## [Given information]
----
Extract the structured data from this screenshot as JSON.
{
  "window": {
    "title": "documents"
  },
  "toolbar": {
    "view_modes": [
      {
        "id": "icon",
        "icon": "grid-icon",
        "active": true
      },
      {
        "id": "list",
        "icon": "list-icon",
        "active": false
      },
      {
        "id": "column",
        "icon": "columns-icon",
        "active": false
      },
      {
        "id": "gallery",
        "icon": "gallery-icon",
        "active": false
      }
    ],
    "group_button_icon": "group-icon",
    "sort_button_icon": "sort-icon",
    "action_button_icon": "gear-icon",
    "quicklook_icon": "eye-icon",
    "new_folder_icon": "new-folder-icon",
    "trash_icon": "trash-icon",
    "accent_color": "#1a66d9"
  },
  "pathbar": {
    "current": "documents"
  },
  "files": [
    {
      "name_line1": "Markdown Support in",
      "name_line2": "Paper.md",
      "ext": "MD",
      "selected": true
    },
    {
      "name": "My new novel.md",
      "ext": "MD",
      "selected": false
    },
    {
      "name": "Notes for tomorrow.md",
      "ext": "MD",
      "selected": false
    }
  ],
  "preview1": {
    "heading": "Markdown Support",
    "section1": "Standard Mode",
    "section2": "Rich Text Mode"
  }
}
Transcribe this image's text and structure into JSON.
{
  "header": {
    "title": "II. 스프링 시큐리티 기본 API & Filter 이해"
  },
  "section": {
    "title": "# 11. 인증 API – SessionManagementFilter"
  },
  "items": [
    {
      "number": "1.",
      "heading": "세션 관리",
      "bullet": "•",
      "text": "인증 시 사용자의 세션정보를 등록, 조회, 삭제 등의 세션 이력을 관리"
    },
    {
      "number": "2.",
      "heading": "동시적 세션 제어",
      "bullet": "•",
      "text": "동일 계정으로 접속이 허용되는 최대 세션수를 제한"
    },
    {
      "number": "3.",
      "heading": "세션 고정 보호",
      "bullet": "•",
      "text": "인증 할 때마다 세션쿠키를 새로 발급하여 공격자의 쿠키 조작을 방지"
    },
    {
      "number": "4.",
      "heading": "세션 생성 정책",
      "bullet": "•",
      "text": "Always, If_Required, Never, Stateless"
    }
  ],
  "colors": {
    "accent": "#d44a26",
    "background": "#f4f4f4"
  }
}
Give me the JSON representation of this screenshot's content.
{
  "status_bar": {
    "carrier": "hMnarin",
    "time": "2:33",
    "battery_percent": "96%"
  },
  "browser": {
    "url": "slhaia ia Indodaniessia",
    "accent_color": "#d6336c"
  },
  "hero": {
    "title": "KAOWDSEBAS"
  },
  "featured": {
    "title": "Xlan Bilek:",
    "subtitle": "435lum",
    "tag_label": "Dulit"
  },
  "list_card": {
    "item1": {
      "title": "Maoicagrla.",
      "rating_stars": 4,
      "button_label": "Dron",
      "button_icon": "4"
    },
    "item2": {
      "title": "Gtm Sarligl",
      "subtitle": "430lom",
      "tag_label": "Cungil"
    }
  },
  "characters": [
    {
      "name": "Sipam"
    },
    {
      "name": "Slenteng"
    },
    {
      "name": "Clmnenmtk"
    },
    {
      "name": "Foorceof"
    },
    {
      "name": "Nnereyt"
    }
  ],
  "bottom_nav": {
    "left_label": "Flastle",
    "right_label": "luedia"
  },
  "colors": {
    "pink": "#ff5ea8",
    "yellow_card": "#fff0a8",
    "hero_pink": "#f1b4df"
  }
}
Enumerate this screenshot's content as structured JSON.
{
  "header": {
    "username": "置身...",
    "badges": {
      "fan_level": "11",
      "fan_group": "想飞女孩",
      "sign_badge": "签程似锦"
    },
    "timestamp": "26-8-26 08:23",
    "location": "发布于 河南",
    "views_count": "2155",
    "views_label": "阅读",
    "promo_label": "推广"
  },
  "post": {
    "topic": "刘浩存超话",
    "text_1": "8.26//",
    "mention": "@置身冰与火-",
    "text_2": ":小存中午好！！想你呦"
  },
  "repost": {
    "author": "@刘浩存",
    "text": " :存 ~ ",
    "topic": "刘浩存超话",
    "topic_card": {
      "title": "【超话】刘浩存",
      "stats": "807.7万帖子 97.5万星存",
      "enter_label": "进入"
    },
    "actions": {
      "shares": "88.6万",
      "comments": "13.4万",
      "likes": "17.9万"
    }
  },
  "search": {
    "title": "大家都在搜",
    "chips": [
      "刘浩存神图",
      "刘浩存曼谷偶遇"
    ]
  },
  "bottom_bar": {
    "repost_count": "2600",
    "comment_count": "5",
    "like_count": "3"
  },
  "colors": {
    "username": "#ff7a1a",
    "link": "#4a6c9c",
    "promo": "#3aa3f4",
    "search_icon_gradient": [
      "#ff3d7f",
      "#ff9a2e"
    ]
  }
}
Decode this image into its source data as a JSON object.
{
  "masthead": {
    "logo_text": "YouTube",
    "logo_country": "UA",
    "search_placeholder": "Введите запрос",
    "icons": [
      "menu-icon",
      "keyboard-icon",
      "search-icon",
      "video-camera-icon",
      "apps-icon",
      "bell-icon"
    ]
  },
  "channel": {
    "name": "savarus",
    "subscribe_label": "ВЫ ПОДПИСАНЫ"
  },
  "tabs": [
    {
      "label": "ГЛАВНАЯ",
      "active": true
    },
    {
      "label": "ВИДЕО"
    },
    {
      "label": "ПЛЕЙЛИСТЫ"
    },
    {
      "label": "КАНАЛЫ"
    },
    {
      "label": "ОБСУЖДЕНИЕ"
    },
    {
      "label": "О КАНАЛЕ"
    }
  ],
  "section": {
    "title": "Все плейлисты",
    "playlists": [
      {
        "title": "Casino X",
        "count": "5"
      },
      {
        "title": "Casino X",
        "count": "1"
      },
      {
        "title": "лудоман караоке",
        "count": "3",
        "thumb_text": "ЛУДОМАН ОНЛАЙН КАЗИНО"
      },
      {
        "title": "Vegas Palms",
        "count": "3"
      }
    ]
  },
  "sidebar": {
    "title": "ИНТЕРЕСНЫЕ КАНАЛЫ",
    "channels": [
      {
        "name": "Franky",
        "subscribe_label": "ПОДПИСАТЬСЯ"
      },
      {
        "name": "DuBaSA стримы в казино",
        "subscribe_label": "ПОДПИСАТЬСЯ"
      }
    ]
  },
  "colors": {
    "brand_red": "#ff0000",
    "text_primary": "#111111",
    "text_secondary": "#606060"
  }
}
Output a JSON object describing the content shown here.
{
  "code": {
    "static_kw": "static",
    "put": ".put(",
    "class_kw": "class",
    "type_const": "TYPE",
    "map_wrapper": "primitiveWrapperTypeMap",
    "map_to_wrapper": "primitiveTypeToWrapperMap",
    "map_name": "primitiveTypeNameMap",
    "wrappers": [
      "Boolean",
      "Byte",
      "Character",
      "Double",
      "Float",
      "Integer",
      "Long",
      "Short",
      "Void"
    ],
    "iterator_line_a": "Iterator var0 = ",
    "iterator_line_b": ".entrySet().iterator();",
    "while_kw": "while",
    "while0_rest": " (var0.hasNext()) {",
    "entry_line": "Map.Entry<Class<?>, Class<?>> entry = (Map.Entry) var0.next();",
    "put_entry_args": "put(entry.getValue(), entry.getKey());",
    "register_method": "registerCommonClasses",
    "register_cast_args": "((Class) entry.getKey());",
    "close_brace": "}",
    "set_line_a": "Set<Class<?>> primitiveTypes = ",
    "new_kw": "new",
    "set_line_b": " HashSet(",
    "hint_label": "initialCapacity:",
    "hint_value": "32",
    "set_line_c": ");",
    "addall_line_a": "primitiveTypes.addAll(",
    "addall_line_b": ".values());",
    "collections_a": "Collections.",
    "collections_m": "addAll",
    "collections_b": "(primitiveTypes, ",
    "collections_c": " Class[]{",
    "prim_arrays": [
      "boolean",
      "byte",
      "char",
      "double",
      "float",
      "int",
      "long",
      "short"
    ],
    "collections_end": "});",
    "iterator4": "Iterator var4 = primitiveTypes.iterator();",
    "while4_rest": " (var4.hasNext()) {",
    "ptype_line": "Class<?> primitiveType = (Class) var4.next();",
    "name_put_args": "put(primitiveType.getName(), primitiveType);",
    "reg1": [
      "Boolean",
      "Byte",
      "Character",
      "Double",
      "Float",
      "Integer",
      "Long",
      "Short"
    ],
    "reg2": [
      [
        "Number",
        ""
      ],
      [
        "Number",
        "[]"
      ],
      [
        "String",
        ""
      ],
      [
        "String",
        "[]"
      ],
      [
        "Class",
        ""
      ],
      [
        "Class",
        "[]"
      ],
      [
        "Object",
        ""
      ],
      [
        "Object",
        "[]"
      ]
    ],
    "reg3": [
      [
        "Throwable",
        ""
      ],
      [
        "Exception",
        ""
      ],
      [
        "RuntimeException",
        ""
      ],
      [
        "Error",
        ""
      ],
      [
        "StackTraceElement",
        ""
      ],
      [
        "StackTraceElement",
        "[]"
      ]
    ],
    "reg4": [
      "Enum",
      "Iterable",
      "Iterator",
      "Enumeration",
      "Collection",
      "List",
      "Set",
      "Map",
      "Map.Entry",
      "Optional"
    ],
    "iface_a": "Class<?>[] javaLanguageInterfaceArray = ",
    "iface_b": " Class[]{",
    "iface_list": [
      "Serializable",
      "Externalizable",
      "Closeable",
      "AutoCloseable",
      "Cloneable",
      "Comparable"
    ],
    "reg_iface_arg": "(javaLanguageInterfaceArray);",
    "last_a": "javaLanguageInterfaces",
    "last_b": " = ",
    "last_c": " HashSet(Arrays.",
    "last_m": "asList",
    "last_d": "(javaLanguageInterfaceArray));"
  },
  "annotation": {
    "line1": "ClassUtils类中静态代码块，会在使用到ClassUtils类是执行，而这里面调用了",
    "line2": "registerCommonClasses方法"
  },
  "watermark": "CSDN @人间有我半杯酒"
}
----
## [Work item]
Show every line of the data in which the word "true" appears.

## [Output of the exercise]
        "active": true
      "selected": true
      "active": true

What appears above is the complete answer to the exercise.